Studio Channel Islands Art Center (SCIART) celebrated the opening of the new Blackboard Gallery earlier this month, finally bringing its gallery space and artists’ studios together for the first time. The museum-quality gallery, three times the size of the former space, will allow SCIART to exhibit more and larger works from regional artists, further solidifying its reputation as a cultural hub in the heart of Old Town Camarillo. “This might be the largest gallery space in the area,” says Executive Director Karin Geiger.

Measuring an impressive 3,000 square feet, the gallery features high ceilings, modern lighting and enough space to accommodate large installations and sizable works, while a series of movable walls (with built-in lights) let the gallery change up the format as needed. Arlene Mead, an artist-in-residence and chairwoman of the Standards Committee, is credited as the “visionary” who helped design the gallery’s professional look. The ceiling and top portion of the walls are covered with black fabric to make the space less expansive, and movable walls have been added. “They move about and break up the space,” she explains, “and also give us a fair amount of flexibility.” There’s also a stage, which “opens up the opportunity for music programs, readings, performances,” Geiger adds. A gift shop, stocked exclusively with items created by artist members, is also on site.
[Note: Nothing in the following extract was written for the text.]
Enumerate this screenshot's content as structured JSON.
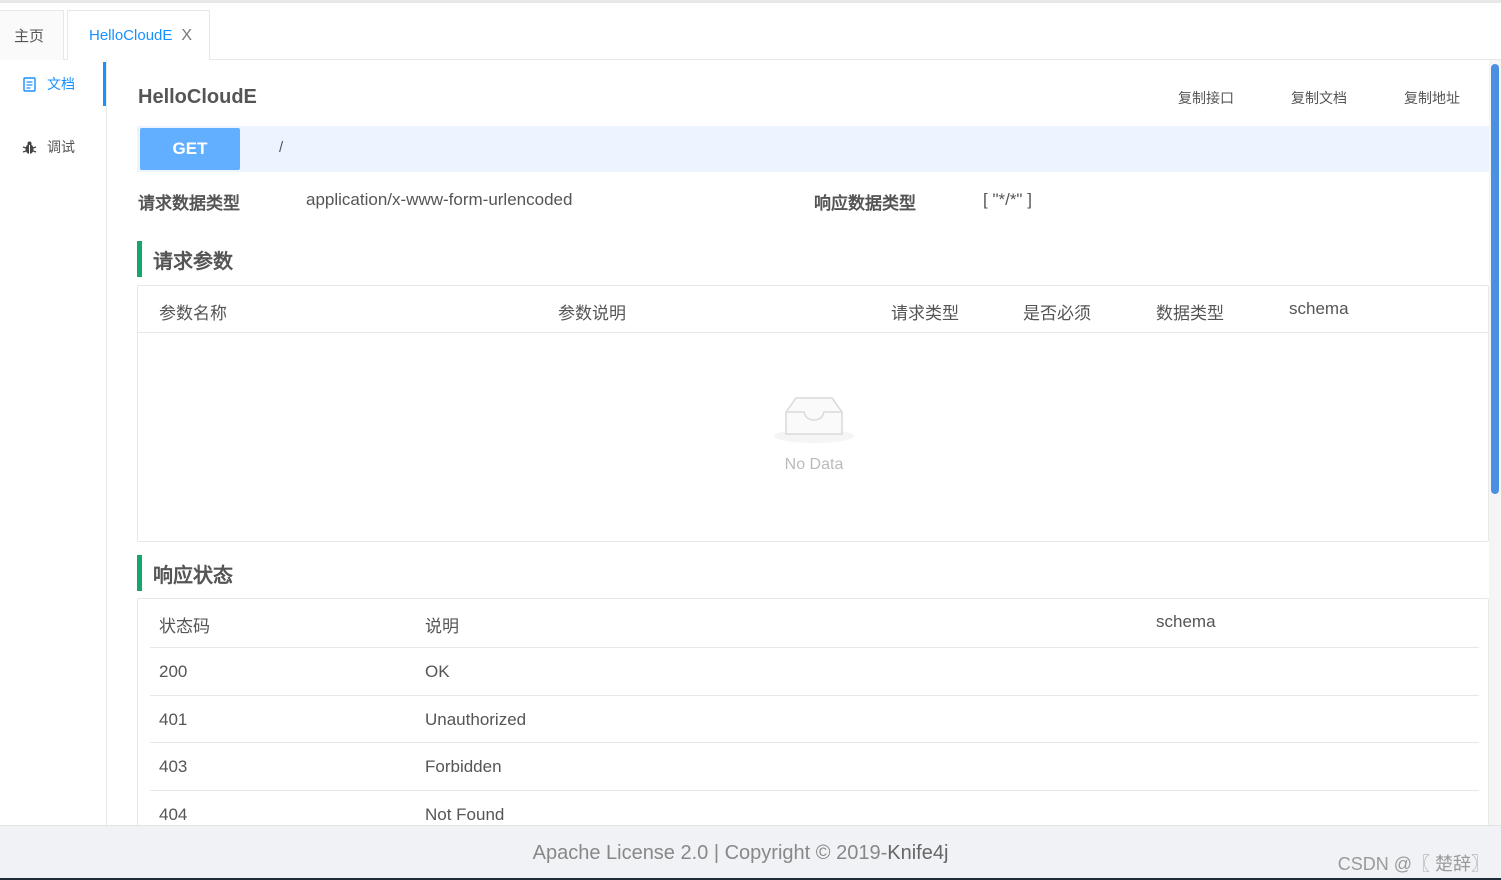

The Blackboard Gallery takes over the auditorium of the former Pleasant Valley Elementary School (which closed in the early 2000s), where it joins SCIART’s studios and workshops. The center was originally housed at California State University, Channel Islands, to encourage the development of a fine arts program.

“SCIART was established in part to make sure that the university would have an art department,” explains Geiger.

With 25 studio spaces and prominent artists-in-residence such as founding member Gerd Koch, Roxie Ray and Pat Richards Dodds, SCIART became a magnet for artists throughout Southern California. Maggie Kildee, a sculptor who was among the core group of people who helped found the center in 1997, recalls that “We invited everyone we knew in the art community. Around 300 or 400 people came.”

A retired Ventura County supervisor, Kildee has had a hand in the art center from day one: the co-founder has served as president, executive director and parliamentarian; currently she’s an artist-in-residence and board member. Her 16-plus years of dedication were recognized at a recent gala when she was presented with the first annual Medici Award, created to honor leadership and distinguished service to the community and to SCIART.

The center left CSUCI in 2009, when the school’s flourishing Fine Arts Department needed to expand. Kildee was instrumental in obtaining Pleasant Valley Elementary, at 2222 Ventura Blvd., for the studios, with a gallery across the street at 2221. It was always the hope that the gallery and studio spaces would eventually be rejoined. That finally happened in 2013, thanks to funding from the TOLD Corporation and local arts patron Bettina Chandler, who pledged support with a matching-funds campaign. “Within less than three months, we exceeded our goal!” exclaims Geiger. “The support from our community was unprecedented and demonstrated a great validation of our work as an art center for the community.”

A children’s art camp, an art immersion experience for adults, and open artists’ studios the first Saturday of every month are some of the numerous programs SCIART offers. But the caliber of the artists utilizing SCIART’s work studios combined with the prestige of the new Blackboard Gallery are what really distinguish SCIART as a premier regional art center.

“I think it’s going to be an important venue in the community,” Mead says. “We don’t have anything else like it.” Geiger agrees, adding, “Now we have the studios, the art education and the gallery. The three go together.”


Studio Channel Islands Art Center is located at 2222 Ventura Blvd. in Old Town Camarillo. For more information, visit www.studiochannelislands.org.